_Instructions to follow_: Restate each entry below exactly; pictures stay out of the copy.

_Records for the exercise_:
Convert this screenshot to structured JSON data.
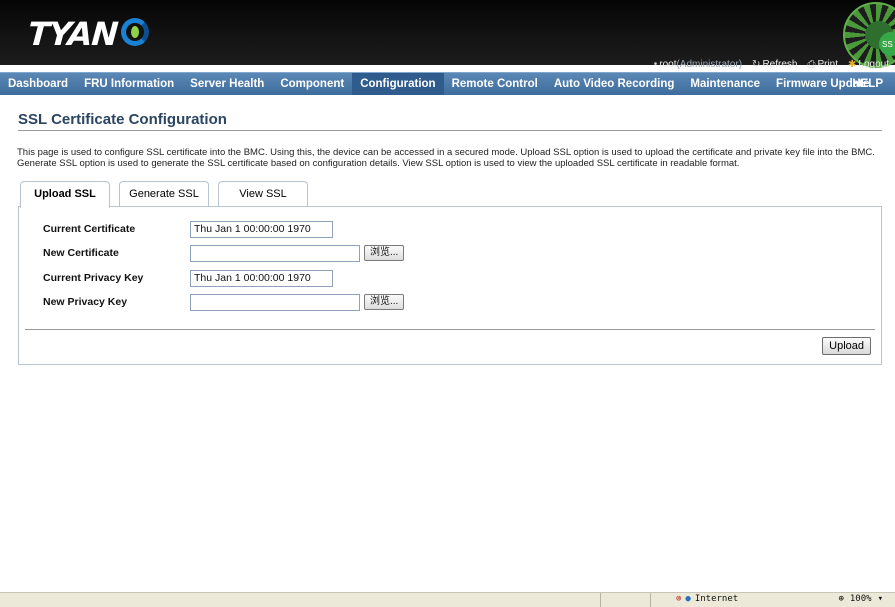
{
  "brand": {
    "logo_text": "TYAN",
    "corner_badge": "SS"
  },
  "userbar": {
    "user": "root",
    "role": "(Administrator)",
    "refresh_label": "Refresh",
    "print_label": "Print",
    "logout_label": "Logout"
  },
  "nav": {
    "items": [
      "Dashboard",
      "FRU Information",
      "Server Health",
      "Component",
      "Configuration",
      "Remote Control",
      "Auto Video Recording",
      "Maintenance",
      "Firmware Update"
    ],
    "active": "Configuration",
    "help_label": "HELP"
  },
  "page": {
    "title": "SSL Certificate Configuration",
    "description": "This page is used to configure SSL certificate into the BMC. Using this, the device can be accessed in a secured mode. Upload SSL option is used to upload the certificate and private key file into the BMC. Generate SSL option is used to generate the SSL certificate based on configuration details. View SSL option is used to view the uploaded SSL certificate in readable format."
  },
  "tabs": [
    "Upload SSL",
    "Generate SSL",
    "View SSL"
  ],
  "form": {
    "current_certificate_label": "Current Certificate",
    "current_certificate_value": "Thu Jan  1 00:00:00 1970",
    "new_certificate_label": "New Certificate",
    "new_certificate_value": "",
    "current_privacy_key_label": "Current Privacy Key",
    "current_privacy_key_value": "Thu Jan  1 00:00:00 1970",
    "new_privacy_key_label": "New Privacy Key",
    "new_privacy_key_value": "",
    "browse_label": "浏览...",
    "upload_label": "Upload"
  },
  "statusbar": {
    "zone": "Internet",
    "zoom": "100%"
  },
  "colors": {
    "nav_bg": "#4a78a8",
    "nav_active": "#2f5c8c",
    "title": "#2b4563",
    "header_bg": "#0d0d0d"
  }
}
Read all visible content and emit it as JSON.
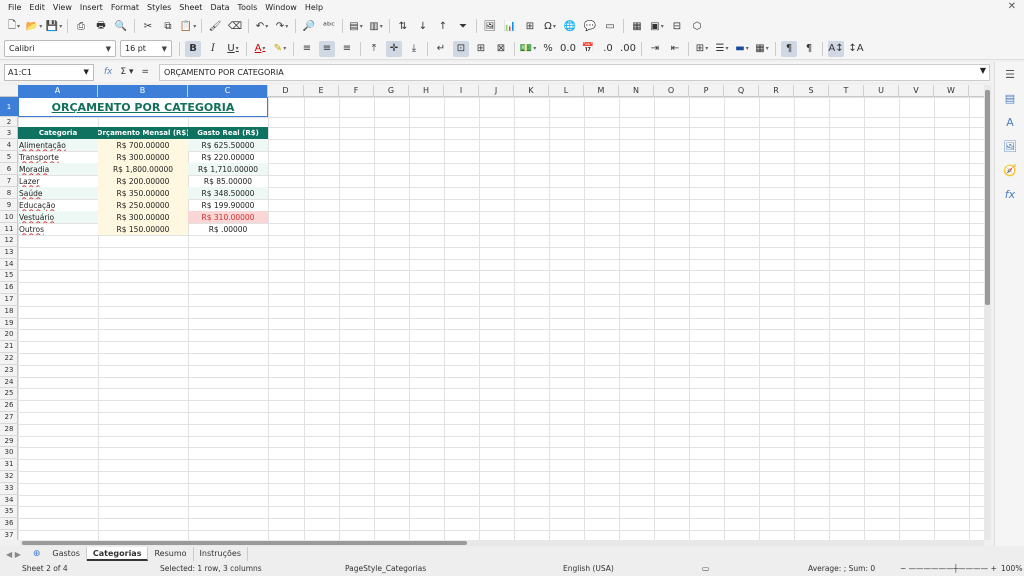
{
  "menu": [
    "File",
    "Edit",
    "View",
    "Insert",
    "Format",
    "Styles",
    "Sheet",
    "Data",
    "Tools",
    "Window",
    "Help"
  ],
  "toolbar": {
    "font_name": "Calibri",
    "font_size": "16 pt"
  },
  "formula": {
    "cell_ref": "A1:C1",
    "content": "ORÇAMENTO POR CATEGORIA"
  },
  "columns": [
    "A",
    "B",
    "C",
    "D",
    "E",
    "F",
    "G",
    "H",
    "I",
    "J",
    "K",
    "L",
    "M",
    "N",
    "O",
    "P",
    "Q",
    "R",
    "S",
    "T",
    "U",
    "V",
    "W"
  ],
  "sheet": {
    "title": "ORÇAMENTO POR CATEGORIA",
    "headers": [
      "Categoria",
      "Orçamento Mensal (R$)",
      "Gasto Real (R$)"
    ],
    "rows": [
      {
        "cat": "Alimentação",
        "budget": "R$ 700.00000",
        "spent": "R$ 625.50000",
        "over": false
      },
      {
        "cat": "Transporte",
        "budget": "R$ 300.00000",
        "spent": "R$ 220.00000",
        "over": false
      },
      {
        "cat": "Moradia",
        "budget": "R$ 1,800.00000",
        "spent": "R$ 1,710.00000",
        "over": false
      },
      {
        "cat": "Lazer",
        "budget": "R$ 200.00000",
        "spent": "R$ 85.00000",
        "over": false
      },
      {
        "cat": "Saúde",
        "budget": "R$ 350.00000",
        "spent": "R$ 348.50000",
        "over": false
      },
      {
        "cat": "Educação",
        "budget": "R$ 250.00000",
        "spent": "R$ 199.90000",
        "over": false
      },
      {
        "cat": "Vestuário",
        "budget": "R$ 300.00000",
        "spent": "R$ 310.00000",
        "over": true
      },
      {
        "cat": "Outros",
        "budget": "R$ 150.00000",
        "spent": "R$ .00000",
        "over": false
      }
    ]
  },
  "tabs": [
    "Gastos",
    "Categorias",
    "Resumo",
    "Instruções"
  ],
  "active_tab": "Categorias",
  "status": {
    "sheet": "Sheet 2 of 4",
    "selection": "Selected: 1 row, 3 columns",
    "page_style": "PageStyle_Categorias",
    "language": "English (USA)",
    "summary": "Average: ; Sum: 0",
    "zoom": "100%"
  },
  "colors": {
    "header_bg": "#0f7160",
    "title": "#12705a",
    "budget_bg": "#fff8e0",
    "over_bg": "#fbd6d6",
    "selection": "#3d7fd8"
  }
}
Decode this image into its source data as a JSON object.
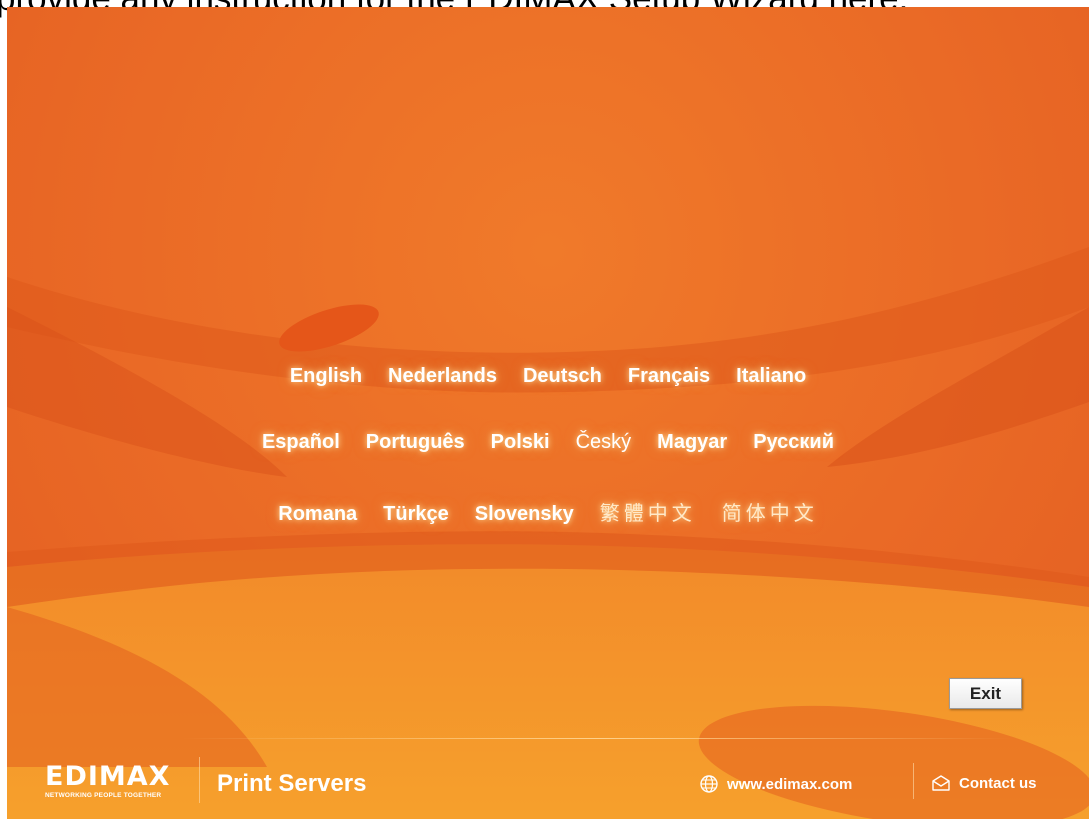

_Task solution_:
Convert this screenshot to structured JSON data.
{
  "brand": {
    "logo_text": "TYAN",
    "corner_badge": "SS"
  },
  "userbar": {
    "user": "root",
    "role": "(Administrator)",
    "refresh_label": "Refresh",
    "print_label": "Print",
    "logout_label": "Logout"
  },
  "nav": {
    "items": [
      "Dashboard",
      "FRU Information",
      "Server Health",
      "Component",
      "Configuration",
      "Remote Control",
      "Auto Video Recording",
      "Maintenance",
      "Firmware Update"
    ],
    "active": "Configuration",
    "help_label": "HELP"
  },
  "page": {
    "title": "SSL Certificate Configuration",
    "description": "This page is used to configure SSL certificate into the BMC. Using this, the device can be accessed in a secured mode. Upload SSL option is used to upload the certificate and private key file into the BMC. Generate SSL option is used to generate the SSL certificate based on configuration details. View SSL option is used to view the uploaded SSL certificate in readable format."
  },
  "tabs": [
    "Upload SSL",
    "Generate SSL",
    "View SSL"
  ],
  "form": {
    "current_certificate_label": "Current Certificate",
    "current_certificate_value": "Thu Jan  1 00:00:00 1970",
    "new_certificate_label": "New Certificate",
    "new_certificate_value": "",
    "current_privacy_key_label": "Current Privacy Key",
    "current_privacy_key_value": "Thu Jan  1 00:00:00 1970",
    "new_privacy_key_label": "New Privacy Key",
    "new_privacy_key_value": "",
    "browse_label": "浏览...",
    "upload_label": "Upload"
  },
  "statusbar": {
    "zone": "Internet",
    "zoom": "100%"
  },
  "colors": {
    "nav_bg": "#4a78a8",
    "nav_active": "#2f5c8c",
    "title": "#2b4563",
    "header_bg": "#0d0d0d"
  }
}
Read all visible content and emit it as JSON.
{
  "menu": [
    "File",
    "Edit",
    "View",
    "Insert",
    "Format",
    "Styles",
    "Sheet",
    "Data",
    "Tools",
    "Window",
    "Help"
  ],
  "toolbar": {
    "font_name": "Calibri",
    "font_size": "16 pt"
  },
  "formula": {
    "cell_ref": "A1:C1",
    "content": "ORÇAMENTO POR CATEGORIA"
  },
  "columns": [
    "A",
    "B",
    "C",
    "D",
    "E",
    "F",
    "G",
    "H",
    "I",
    "J",
    "K",
    "L",
    "M",
    "N",
    "O",
    "P",
    "Q",
    "R",
    "S",
    "T",
    "U",
    "V",
    "W"
  ],
  "sheet": {
    "title": "ORÇAMENTO POR CATEGORIA",
    "headers": [
      "Categoria",
      "Orçamento Mensal (R$)",
      "Gasto Real (R$)"
    ],
    "rows": [
      {
        "cat": "Alimentação",
        "budget": "R$ 700.00000",
        "spent": "R$ 625.50000",
        "over": false
      },
      {
        "cat": "Transporte",
        "budget": "R$ 300.00000",
        "spent": "R$ 220.00000",
        "over": false
      },
      {
        "cat": "Moradia",
        "budget": "R$ 1,800.00000",
        "spent": "R$ 1,710.00000",
        "over": false
      },
      {
        "cat": "Lazer",
        "budget": "R$ 200.00000",
        "spent": "R$ 85.00000",
        "over": false
      },
      {
        "cat": "Saúde",
        "budget": "R$ 350.00000",
        "spent": "R$ 348.50000",
        "over": false
      },
      {
        "cat": "Educação",
        "budget": "R$ 250.00000",
        "spent": "R$ 199.90000",
        "over": false
      },
      {
        "cat": "Vestuário",
        "budget": "R$ 300.00000",
        "spent": "R$ 310.00000",
        "over": true
      },
      {
        "cat": "Outros",
        "budget": "R$ 150.00000",
        "spent": "R$ .00000",
        "over": false
      }
    ]
  },
  "tabs": [
    "Gastos",
    "Categorias",
    "Resumo",
    "Instruções"
  ],
  "active_tab": "Categorias",
  "status": {
    "sheet": "Sheet 2 of 4",
    "selection": "Selected: 1 row, 3 columns",
    "page_style": "PageStyle_Categorias",
    "language": "English (USA)",
    "summary": "Average: ; Sum: 0",
    "zoom": "100%"
  },
  "colors": {
    "header_bg": "#0f7160",
    "title": "#12705a",
    "budget_bg": "#fff8e0",
    "over_bg": "#fbd6d6",
    "selection": "#3d7fd8"
  }
}
Decode this image into its source data as a JSON object.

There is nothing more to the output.